(Raw data begins)

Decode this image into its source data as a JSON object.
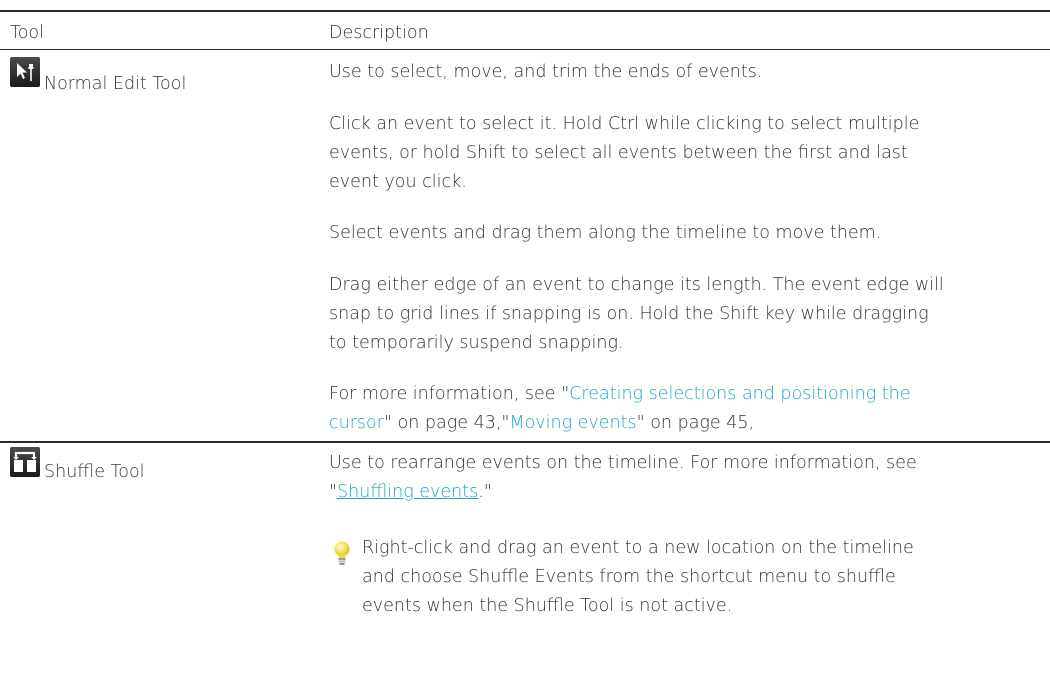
{
  "header": {
    "col_tool": "Tool",
    "col_desc": "Description"
  },
  "rows": [
    {
      "tool_name": "Normal Edit Tool",
      "icon": "normal-edit-tool-icon",
      "p1": "Use to select, move, and trim the ends of events.",
      "p2_lines": [
        "Click an event to select it. Hold Ctrl while clicking to select multiple",
        "events, or hold Shift to select all events between the first and last",
        "event you click."
      ],
      "p3": "Select events and drag them along the timeline to move them.",
      "p4_lines": [
        "Drag either edge of an event to change its length. The event edge will",
        "snap to grid lines if snapping is on. Hold the Shift key while dragging",
        "to temporarily suspend snapping."
      ],
      "more": {
        "prefix": "For more information, see \"",
        "link1_part1": "Creating selections and positioning the",
        "link1_part2": "cursor",
        "mid1": "\" on page 43,\"",
        "link2": "Moving events",
        "mid2": "\" on page 45,"
      }
    },
    {
      "tool_name": "Shuffle Tool",
      "icon": "shuffle-tool-icon",
      "p1_line1": "Use to rearrange events on the timeline. For more information, see",
      "p1_quote_open": "\"",
      "p1_link": "Shuffling events",
      "p1_quote_close": ".\"",
      "tip_lines": [
        "Right-click and drag an event to a new location on the timeline",
        "and choose Shuffle Events from the shortcut menu to shuffle",
        "events when the Shuffle Tool is not active."
      ],
      "tip_icon": "lightbulb-icon"
    }
  ],
  "colors": {
    "link": "#1aa6c8",
    "text": "#333333",
    "rule": "#2a2a2a"
  }
}
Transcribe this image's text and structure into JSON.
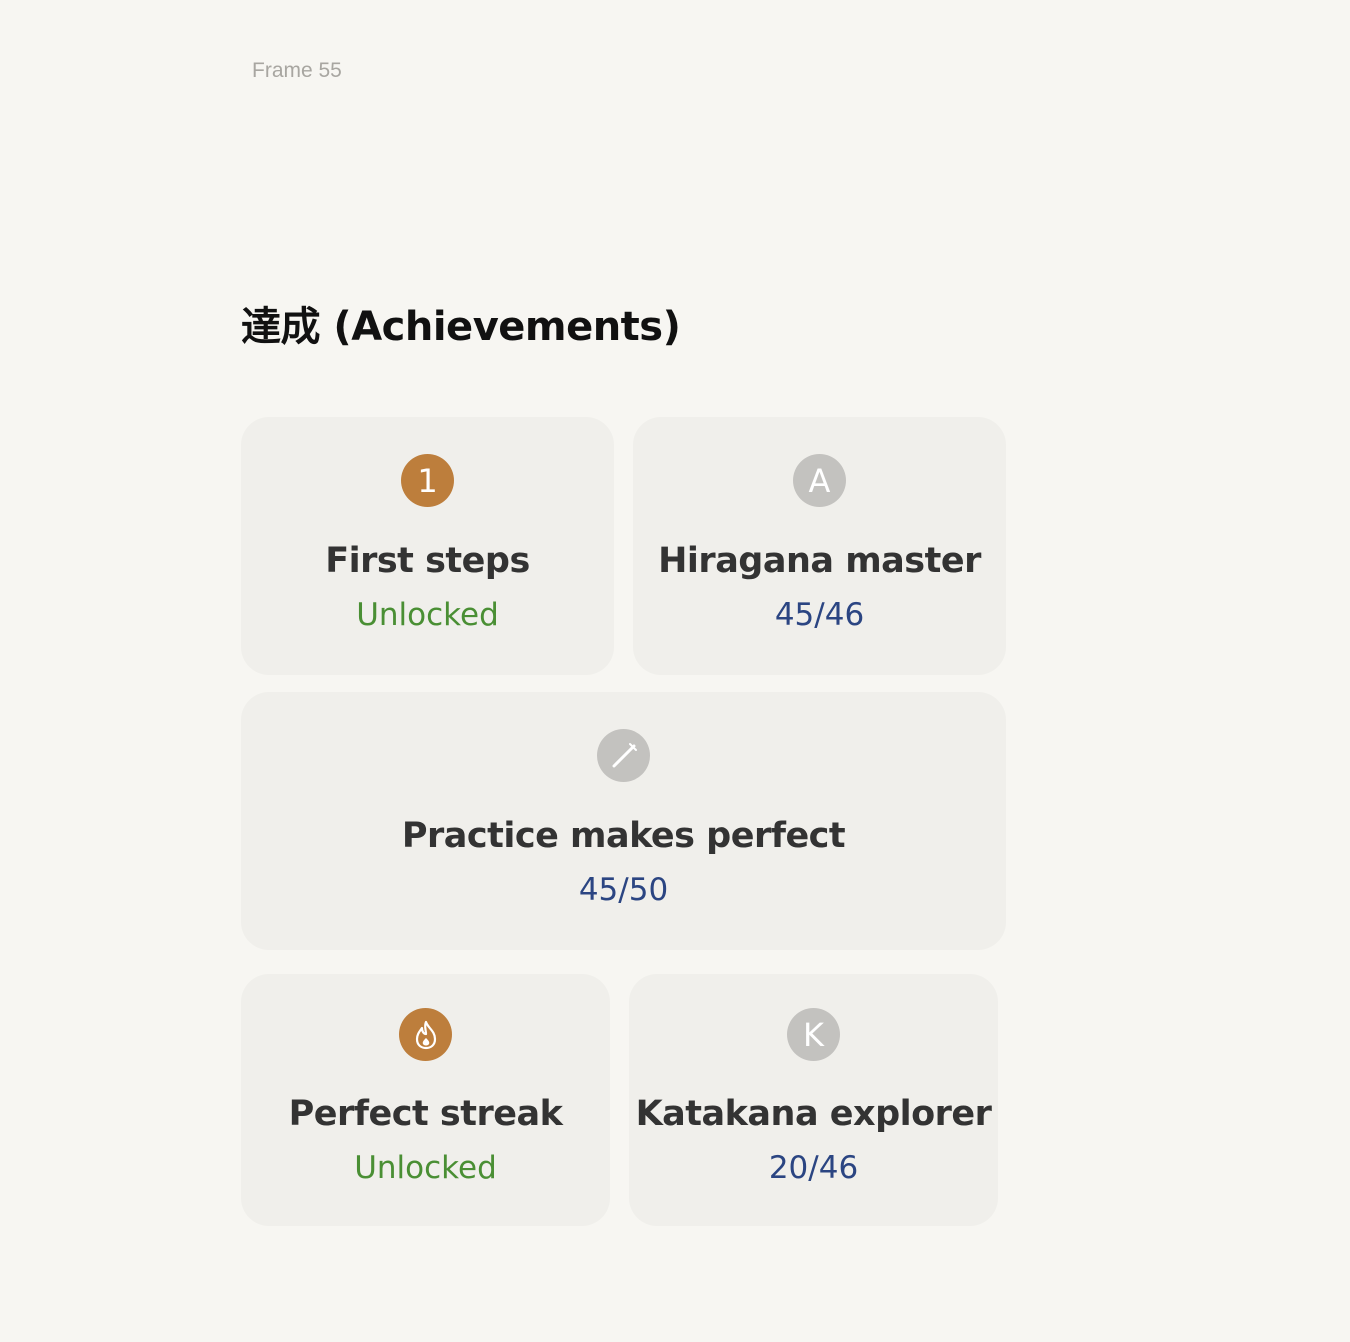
{
  "frame_label": "Frame 55",
  "section": {
    "title": "達成 (Achievements)"
  },
  "colors": {
    "earned_badge": "#bd7e3c",
    "locked_badge": "#c3c2bf",
    "unlocked_text": "#4a8f34",
    "progress_text": "#2b4582",
    "card_background": "#f0efeb",
    "page_background": "#f7f6f2"
  },
  "achievements": [
    {
      "title": "First steps",
      "status": "Unlocked",
      "icon": "number-one-icon",
      "badge_text": "1",
      "unlocked": true
    },
    {
      "title": "Hiragana master",
      "status": "45/46",
      "icon": "letter-a-icon",
      "badge_text": "A",
      "unlocked": false,
      "progress": 0.978
    },
    {
      "title": "Practice makes perfect",
      "status": "45/50",
      "icon": "pencil-icon",
      "unlocked": false,
      "progress": 0.9
    },
    {
      "title": "Perfect streak",
      "status": "Unlocked",
      "icon": "flame-icon",
      "unlocked": true
    },
    {
      "title": "Katakana explorer",
      "status": "20/46",
      "icon": "letter-k-icon",
      "badge_text": "K",
      "unlocked": false,
      "progress": 0.435
    }
  ]
}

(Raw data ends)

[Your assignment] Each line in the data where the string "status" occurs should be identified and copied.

[Reply]
      "status": "Unlocked",
      "status": "45/46",
      "status": "45/50",
      "status": "Unlocked",
      "status": "20/46",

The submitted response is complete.